The MOM 100 Blog
Other than fish, it’s hard to think of a single category of food that antagonizes children and frustrates parents more than vegetables. Take a deep breath, cut tyourself some slack, and let’s discuss this calmly.
Why do so many kids not like vegetables, or not like certain vegetables in particular? While moms around the globe are having standoffs with their offspring over plates of congealing peas, actual scientists have been conducting actual studies on this eternal conundrum. Turns out there may be something genetic at play (this is far and away much more science-y than I usually get, but it’s interesting, and perhaps helpful).
Each of us human beings carries two genes that cause us to have an aversion to bitterness. These genes (the tas2r38 genes, in case you were wondering) are present because long, long ago, when we were all hunters and gatherers, these genes developed in people as a protective mechanism, to help us avoid poisonous berries and plants and so forth. There are two different versions of this gene, and one version is much more sensitive to bitterness than the other. If a person has one or both of these genes in the more sensitive category, that person will be very apt to be more sensitive to bitter tastes than someone with both of these genes in the less sensitive category. And, studies show that a large majority of kids have at least one of these sensitive genes.
But wait, there’s more. Even though most people are born with at least one of the more sensitive genes, they do seem (by and large) to outgrow any heightened aversions to vegetables and bitterness in general. Though, of course, some do not (nod to Anderson Cooper). This may be the result of various cultural and ethnic influences over time. Another theory revolves around the fact that while we are all born with more than 10,000 taste buds, the number of these reduces dramatically to about three thousand once full adulthood is reached.
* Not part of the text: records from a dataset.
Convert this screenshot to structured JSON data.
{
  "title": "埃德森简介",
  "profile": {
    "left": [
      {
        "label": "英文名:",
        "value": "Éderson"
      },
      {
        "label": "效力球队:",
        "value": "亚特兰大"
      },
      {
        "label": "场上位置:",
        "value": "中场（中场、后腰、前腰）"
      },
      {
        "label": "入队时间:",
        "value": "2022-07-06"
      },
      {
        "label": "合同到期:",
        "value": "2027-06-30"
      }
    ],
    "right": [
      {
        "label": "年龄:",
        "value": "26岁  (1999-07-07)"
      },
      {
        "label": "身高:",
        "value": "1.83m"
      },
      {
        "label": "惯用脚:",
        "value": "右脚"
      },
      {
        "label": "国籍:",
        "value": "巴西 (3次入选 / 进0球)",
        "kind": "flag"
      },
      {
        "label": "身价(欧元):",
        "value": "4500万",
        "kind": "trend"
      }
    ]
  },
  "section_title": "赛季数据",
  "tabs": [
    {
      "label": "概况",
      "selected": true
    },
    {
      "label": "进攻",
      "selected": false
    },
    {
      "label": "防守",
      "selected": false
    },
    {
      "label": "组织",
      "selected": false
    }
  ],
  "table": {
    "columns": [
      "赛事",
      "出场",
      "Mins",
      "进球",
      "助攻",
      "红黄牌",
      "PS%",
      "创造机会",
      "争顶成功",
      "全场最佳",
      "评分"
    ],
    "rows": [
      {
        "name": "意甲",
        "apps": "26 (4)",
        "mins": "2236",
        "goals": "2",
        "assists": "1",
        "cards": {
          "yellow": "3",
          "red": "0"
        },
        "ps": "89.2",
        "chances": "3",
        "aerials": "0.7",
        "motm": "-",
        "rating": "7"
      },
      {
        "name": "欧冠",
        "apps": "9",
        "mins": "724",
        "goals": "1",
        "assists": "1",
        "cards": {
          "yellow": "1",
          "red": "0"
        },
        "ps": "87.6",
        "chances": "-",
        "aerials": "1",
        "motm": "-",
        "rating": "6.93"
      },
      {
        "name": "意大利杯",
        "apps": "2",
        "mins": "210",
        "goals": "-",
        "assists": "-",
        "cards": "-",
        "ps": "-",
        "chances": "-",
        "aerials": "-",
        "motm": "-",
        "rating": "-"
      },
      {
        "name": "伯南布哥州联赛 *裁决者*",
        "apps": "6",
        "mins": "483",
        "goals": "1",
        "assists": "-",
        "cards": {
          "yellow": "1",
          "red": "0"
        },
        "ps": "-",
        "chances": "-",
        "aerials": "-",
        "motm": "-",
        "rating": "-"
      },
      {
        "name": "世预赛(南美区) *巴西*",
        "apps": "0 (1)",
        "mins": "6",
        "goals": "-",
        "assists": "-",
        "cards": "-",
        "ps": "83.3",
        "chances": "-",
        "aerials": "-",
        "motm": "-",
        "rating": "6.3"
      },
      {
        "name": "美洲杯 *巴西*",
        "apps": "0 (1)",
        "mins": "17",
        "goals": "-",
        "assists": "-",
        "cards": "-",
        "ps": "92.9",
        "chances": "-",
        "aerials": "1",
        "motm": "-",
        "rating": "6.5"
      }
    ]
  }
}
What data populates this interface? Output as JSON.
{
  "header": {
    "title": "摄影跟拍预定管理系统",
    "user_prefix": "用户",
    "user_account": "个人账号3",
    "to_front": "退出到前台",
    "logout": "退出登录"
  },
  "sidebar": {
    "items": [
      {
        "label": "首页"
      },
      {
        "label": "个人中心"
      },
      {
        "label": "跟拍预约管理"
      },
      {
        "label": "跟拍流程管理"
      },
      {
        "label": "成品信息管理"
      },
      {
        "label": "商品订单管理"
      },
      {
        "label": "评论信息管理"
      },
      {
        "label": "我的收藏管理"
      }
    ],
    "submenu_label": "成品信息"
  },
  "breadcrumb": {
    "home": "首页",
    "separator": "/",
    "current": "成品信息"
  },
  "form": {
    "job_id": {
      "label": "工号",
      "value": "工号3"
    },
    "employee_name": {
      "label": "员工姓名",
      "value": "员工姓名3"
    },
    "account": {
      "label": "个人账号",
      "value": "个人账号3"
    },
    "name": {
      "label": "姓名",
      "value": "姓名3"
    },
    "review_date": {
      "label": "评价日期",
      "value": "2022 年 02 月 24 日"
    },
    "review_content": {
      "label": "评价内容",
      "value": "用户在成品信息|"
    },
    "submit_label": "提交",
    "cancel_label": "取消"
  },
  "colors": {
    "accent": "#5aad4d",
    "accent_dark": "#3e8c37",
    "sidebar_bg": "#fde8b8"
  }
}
This means that their greater number of taste buds causes kids to be hypersensitive to strong flavors, while adult palates aren’t as easily overwhelmed.
And aside from the science, there’s just some pervasive expectation, on the part of both adults and kids, that children and vegetables are going to butt heads. Here are some tips that might help:
- Start with small portions; don’t overwhelm kids with a heap of sauteed spinach
- Remember carryover cooking (the fact that foods continue to cook even after you’ve removed them from the heat), and stop cooking the vegetables just before they are to your liking
- Use a bit of fat and salt in your preparation method
- Explore the boundaries of your patience, and try not to put too much pressure on the situation
Some more good thoughts about vegetables can be found in Julia Moskin’s “Raw Panic” article that just ran in the New York Times.
And here, two cooking techniques (fancy word for cooking methods) that are especially helpful:
- Sauteeing vegetables quickly in a bit of butter or oil, and shallot or onion, then adding a bit of liquid (water, broth, etc) and covering the pan, allowing it to steam until cooked through, and the little bit of fat becomes a light glaze. A bit of crumbled bacon doesn’t hurt either.
- Roasting vegetables tossed with olive oil and salt at a high temperature until a bit caramelized, thus bringing out the natural sugars in the vegetables.
And finally, there is the Serenity Prayer, if you find that helpful.